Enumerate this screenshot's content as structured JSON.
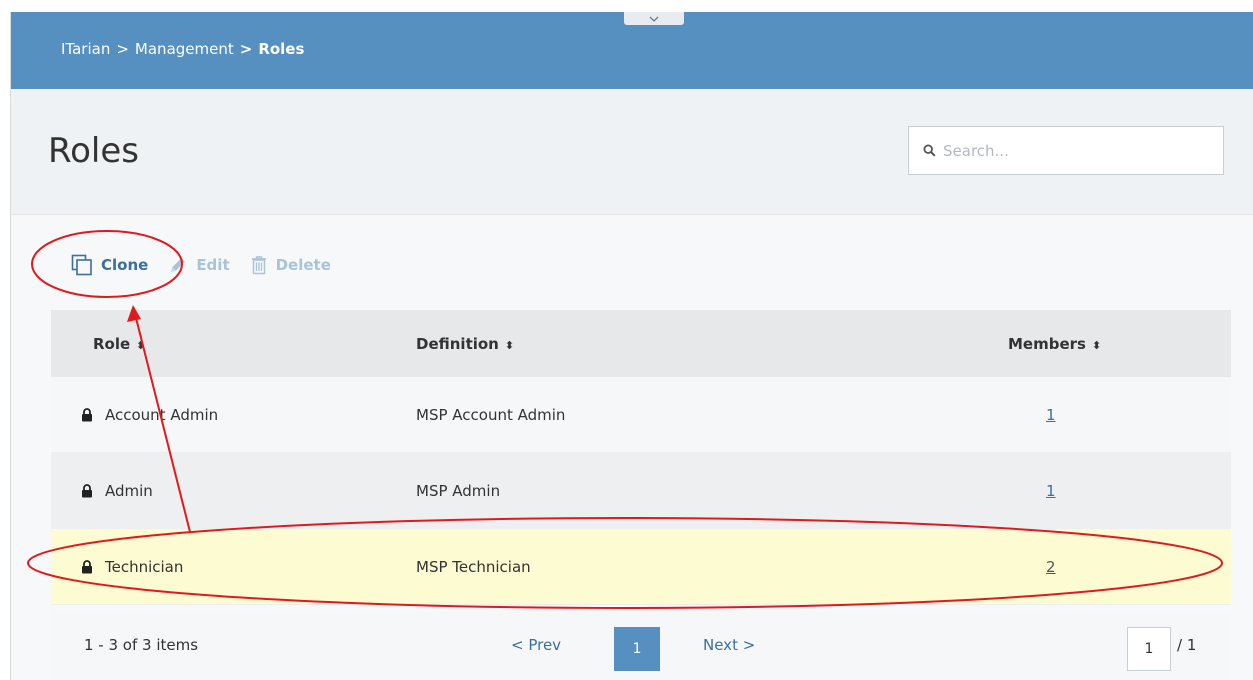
{
  "breadcrumb": {
    "items": [
      "ITarian",
      "Management"
    ],
    "separator": ">",
    "current": "Roles"
  },
  "page": {
    "title": "Roles"
  },
  "search": {
    "placeholder": "Search..."
  },
  "toolbar": {
    "clone_label": "Clone",
    "edit_label": "Edit",
    "delete_label": "Delete"
  },
  "table": {
    "headers": {
      "role": "Role",
      "definition": "Definition",
      "members": "Members"
    },
    "sort_glyph": "⬍",
    "rows": [
      {
        "role": "Account Admin",
        "definition": "MSP Account Admin",
        "members": "1"
      },
      {
        "role": "Admin",
        "definition": "MSP Admin",
        "members": "1"
      },
      {
        "role": "Technician",
        "definition": "MSP Technician",
        "members": "2"
      }
    ]
  },
  "pager": {
    "summary": "1 - 3 of 3 items",
    "prev_label": "< Prev",
    "current_page": "1",
    "next_label": "Next >",
    "page_input_value": "1",
    "total_pages": "/ 1"
  },
  "colors": {
    "header_bar": "#5590c1",
    "accent": "#3a6fa0",
    "selected_row": "#fdfbd2",
    "annotation": "#e0191c"
  }
}
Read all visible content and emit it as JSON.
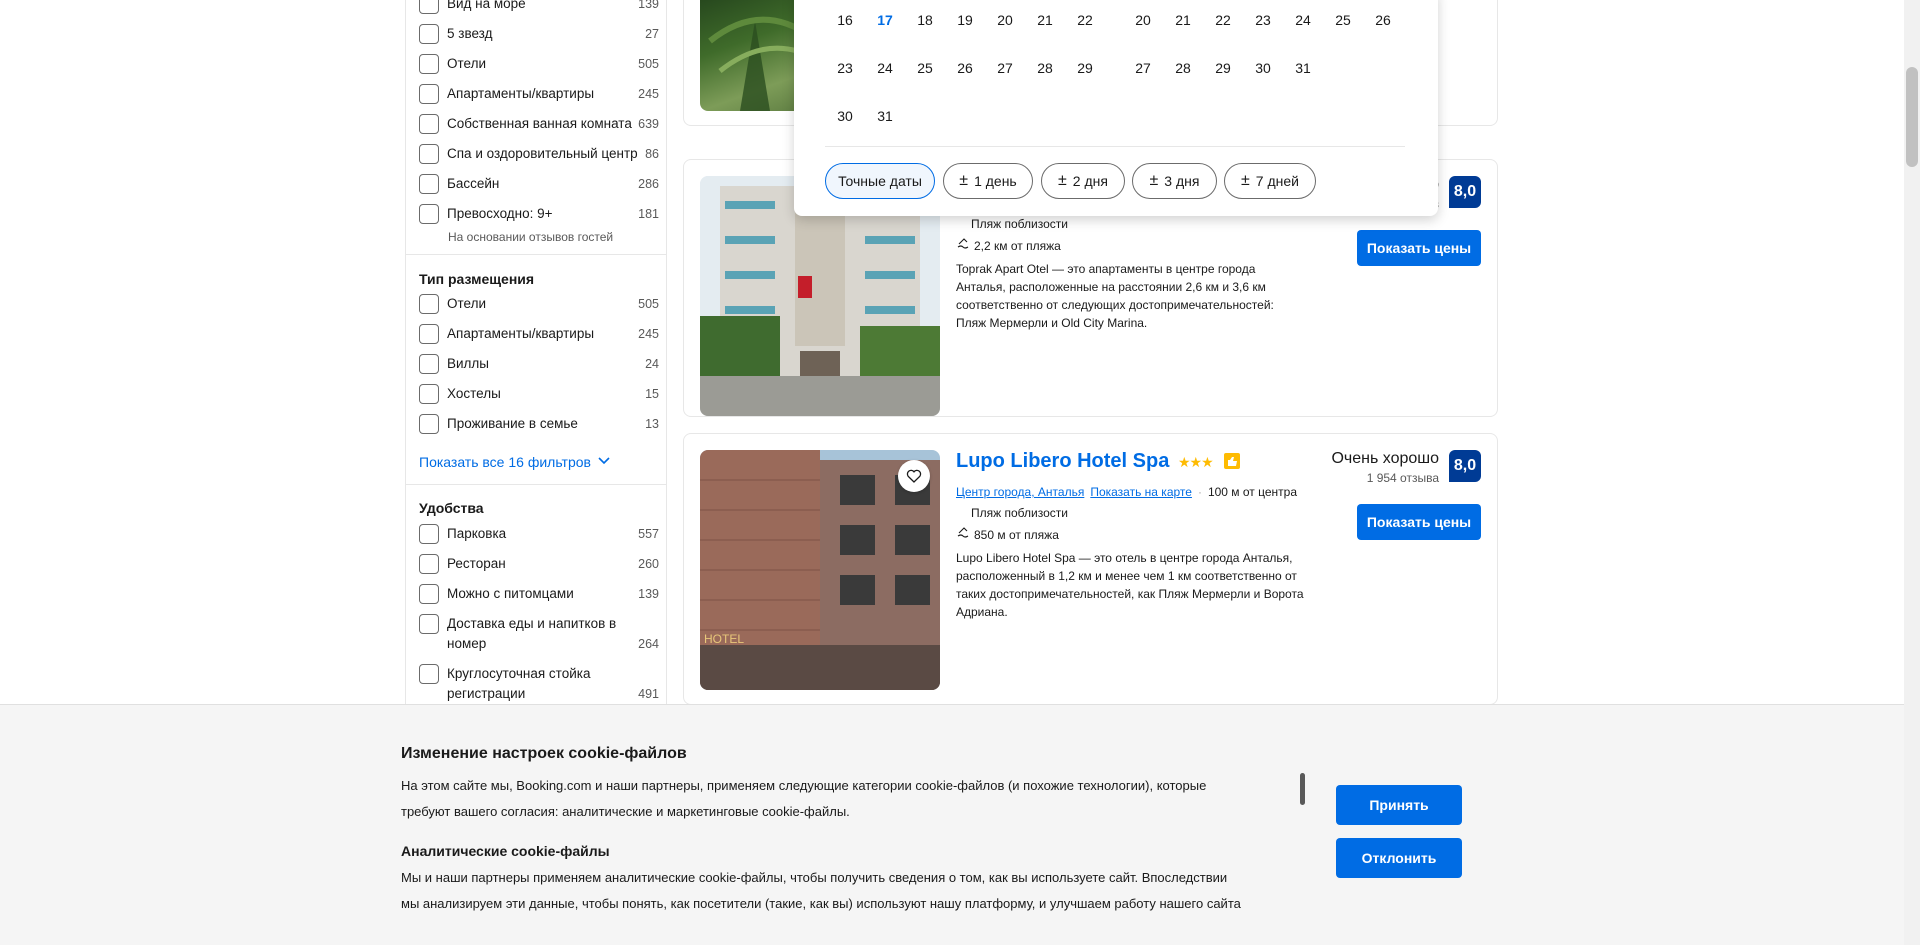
{
  "filters": {
    "popular": [
      {
        "label": "Вид на море",
        "count": "139"
      },
      {
        "label": "5 звезд",
        "count": "27"
      },
      {
        "label": "Отели",
        "count": "505"
      },
      {
        "label": "Апартаменты/квартиры",
        "count": "245"
      },
      {
        "label": "Собственная ванная комната",
        "count": "639"
      },
      {
        "label": "Спа и оздоровительный центр",
        "count": "86"
      },
      {
        "label": "Бассейн",
        "count": "286"
      },
      {
        "label": "Превосходно: 9+",
        "count": "181",
        "sub": "На основании отзывов гостей"
      }
    ],
    "accommodation": {
      "title": "Тип размещения",
      "items": [
        {
          "label": "Отели",
          "count": "505"
        },
        {
          "label": "Апартаменты/квартиры",
          "count": "245"
        },
        {
          "label": "Виллы",
          "count": "24"
        },
        {
          "label": "Хостелы",
          "count": "15"
        },
        {
          "label": "Проживание в семье",
          "count": "13"
        }
      ],
      "show_all": "Показать все 16 фильтров"
    },
    "amenities": {
      "title": "Удобства",
      "items": [
        {
          "label": "Парковка",
          "count": "557"
        },
        {
          "label": "Ресторан",
          "count": "260"
        },
        {
          "label": "Можно с питомцами",
          "count": "139"
        },
        {
          "label": "Доставка еды и напитков в номер",
          "count": "264"
        },
        {
          "label": "Круглосуточная стойка регистрации",
          "count": "491"
        }
      ]
    }
  },
  "calendar": {
    "left_rows": [
      [
        "16",
        "17",
        "18",
        "19",
        "20",
        "21",
        "22"
      ],
      [
        "23",
        "24",
        "25",
        "26",
        "27",
        "28",
        "29"
      ],
      [
        "30",
        "31"
      ]
    ],
    "right_rows": [
      [
        "20",
        "21",
        "22",
        "23",
        "24",
        "25",
        "26"
      ],
      [
        "27",
        "28",
        "29",
        "30",
        "31"
      ]
    ],
    "today": "17",
    "chips": [
      "Точные даты",
      "1 день",
      "2 дня",
      "3 дня",
      "7 дней"
    ],
    "chip_symbol": "±"
  },
  "cards": {
    "toprak": {
      "rating_partial": "о",
      "rating_count_partial": "в",
      "score": "8,0",
      "beach_nearby": "Пляж поблизости",
      "beach_distance": "2,2 км от пляжа",
      "description": "Toprak Apart Otel — это апартаменты в центре города Анталья, расположенные на расстоянии 2,6 км и 3,6 км соответственно от следующих достопримечательностей: Пляж Мермерли и Old City Marina.",
      "button": "Показать цены"
    },
    "lupo": {
      "name": "Lupo Libero Hotel Spa",
      "stars": "★★★",
      "district": "Центр города, Анталья",
      "map_link": "Показать на карте",
      "center_distance": "100 м от центра",
      "beach_nearby": "Пляж поблизости",
      "beach_distance": "850 м от пляжа",
      "description": "Lupo Libero Hotel Spa — это отель в центре города Анталья, расположенный в 1,2 км и менее чем 1 км соответственно от таких достопримечательностей, как Пляж Мермерли и Ворота Адриана.",
      "rating_word": "Очень хорошо",
      "rating_count": "1 954 отзыва",
      "score": "8,0",
      "button": "Показать цены"
    }
  },
  "cookie": {
    "title": "Изменение настроек cookie-файлов",
    "line1": "На этом сайте мы, Booking.com и наши партнеры, применяем следующие категории cookie-файлов (и похожие технологии), которые",
    "line2": "требуют вашего согласия: аналитические и маркетинговые cookie-файлы.",
    "analytics_title": "Аналитические cookie-файлы",
    "line3": "Мы и наши партнеры применяем аналитические cookie-файлы, чтобы получить сведения о том, как вы используете сайт. Впоследствии",
    "line4": "мы анализируем эти данные, чтобы понять, как посетители (такие, как вы) используют нашу платформу, и улучшаем работу нашего сайта",
    "accept": "Принять",
    "decline": "Отклонить"
  }
}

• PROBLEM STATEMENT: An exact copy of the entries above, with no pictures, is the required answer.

• YOUR RESPONSE:
Enumerate this screenshot's content as structured JSON.
{
  "breadcrumb": {
    "items": [
      "ITarian",
      "Management"
    ],
    "separator": ">",
    "current": "Roles"
  },
  "page": {
    "title": "Roles"
  },
  "search": {
    "placeholder": "Search..."
  },
  "toolbar": {
    "clone_label": "Clone",
    "edit_label": "Edit",
    "delete_label": "Delete"
  },
  "table": {
    "headers": {
      "role": "Role",
      "definition": "Definition",
      "members": "Members"
    },
    "sort_glyph": "⬍",
    "rows": [
      {
        "role": "Account Admin",
        "definition": "MSP Account Admin",
        "members": "1"
      },
      {
        "role": "Admin",
        "definition": "MSP Admin",
        "members": "1"
      },
      {
        "role": "Technician",
        "definition": "MSP Technician",
        "members": "2"
      }
    ]
  },
  "pager": {
    "summary": "1 - 3 of 3 items",
    "prev_label": "< Prev",
    "current_page": "1",
    "next_label": "Next >",
    "page_input_value": "1",
    "total_pages": "/ 1"
  },
  "colors": {
    "header_bar": "#5590c1",
    "accent": "#3a6fa0",
    "selected_row": "#fdfbd2",
    "annotation": "#e0191c"
  }
}
Read all visible content and emit it as JSON.
{
  "filters": {
    "popular": [
      {
        "label": "Вид на море",
        "count": "139"
      },
      {
        "label": "5 звезд",
        "count": "27"
      },
      {
        "label": "Отели",
        "count": "505"
      },
      {
        "label": "Апартаменты/квартиры",
        "count": "245"
      },
      {
        "label": "Собственная ванная комната",
        "count": "639"
      },
      {
        "label": "Спа и оздоровительный центр",
        "count": "86"
      },
      {
        "label": "Бассейн",
        "count": "286"
      },
      {
        "label": "Превосходно: 9+",
        "count": "181",
        "sub": "На основании отзывов гостей"
      }
    ],
    "accommodation": {
      "title": "Тип размещения",
      "items": [
        {
          "label": "Отели",
          "count": "505"
        },
        {
          "label": "Апартаменты/квартиры",
          "count": "245"
        },
        {
          "label": "Виллы",
          "count": "24"
        },
        {
          "label": "Хостелы",
          "count": "15"
        },
        {
          "label": "Проживание в семье",
          "count": "13"
        }
      ],
      "show_all": "Показать все 16 фильтров"
    },
    "amenities": {
      "title": "Удобства",
      "items": [
        {
          "label": "Парковка",
          "count": "557"
        },
        {
          "label": "Ресторан",
          "count": "260"
        },
        {
          "label": "Можно с питомцами",
          "count": "139"
        },
        {
          "label": "Доставка еды и напитков в номер",
          "count": "264"
        },
        {
          "label": "Круглосуточная стойка регистрации",
          "count": "491"
        }
      ]
    }
  },
  "calendar": {
    "left_rows": [
      [
        "16",
        "17",
        "18",
        "19",
        "20",
        "21",
        "22"
      ],
      [
        "23",
        "24",
        "25",
        "26",
        "27",
        "28",
        "29"
      ],
      [
        "30",
        "31"
      ]
    ],
    "right_rows": [
      [
        "20",
        "21",
        "22",
        "23",
        "24",
        "25",
        "26"
      ],
      [
        "27",
        "28",
        "29",
        "30",
        "31"
      ]
    ],
    "today": "17",
    "chips": [
      "Точные даты",
      "1 день",
      "2 дня",
      "3 дня",
      "7 дней"
    ],
    "chip_symbol": "±"
  },
  "cards": {
    "toprak": {
      "rating_partial": "о",
      "rating_count_partial": "в",
      "score": "8,0",
      "beach_nearby": "Пляж поблизости",
      "beach_distance": "2,2 км от пляжа",
      "description": "Toprak Apart Otel — это апартаменты в центре города Анталья, расположенные на расстоянии 2,6 км и 3,6 км соответственно от следующих достопримечательностей: Пляж Мермерли и Old City Marina.",
      "button": "Показать цены"
    },
    "lupo": {
      "name": "Lupo Libero Hotel Spa",
      "stars": "★★★",
      "district": "Центр города, Анталья",
      "map_link": "Показать на карте",
      "center_distance": "100 м от центра",
      "beach_nearby": "Пляж поблизости",
      "beach_distance": "850 м от пляжа",
      "description": "Lupo Libero Hotel Spa — это отель в центре города Анталья, расположенный в 1,2 км и менее чем 1 км соответственно от таких достопримечательностей, как Пляж Мермерли и Ворота Адриана.",
      "rating_word": "Очень хорошо",
      "rating_count": "1 954 отзыва",
      "score": "8,0",
      "button": "Показать цены"
    }
  },
  "cookie": {
    "title": "Изменение настроек cookie-файлов",
    "line1": "На этом сайте мы, Booking.com и наши партнеры, применяем следующие категории cookie-файлов (и похожие технологии), которые",
    "line2": "требуют вашего согласия: аналитические и маркетинговые cookie-файлы.",
    "analytics_title": "Аналитические cookie-файлы",
    "line3": "Мы и наши партнеры применяем аналитические cookie-файлы, чтобы получить сведения о том, как вы используете сайт. Впоследствии",
    "line4": "мы анализируем эти данные, чтобы понять, как посетители (такие, как вы) используют нашу платформу, и улучшаем работу нашего сайта",
    "accept": "Принять",
    "decline": "Отклонить"
  }
}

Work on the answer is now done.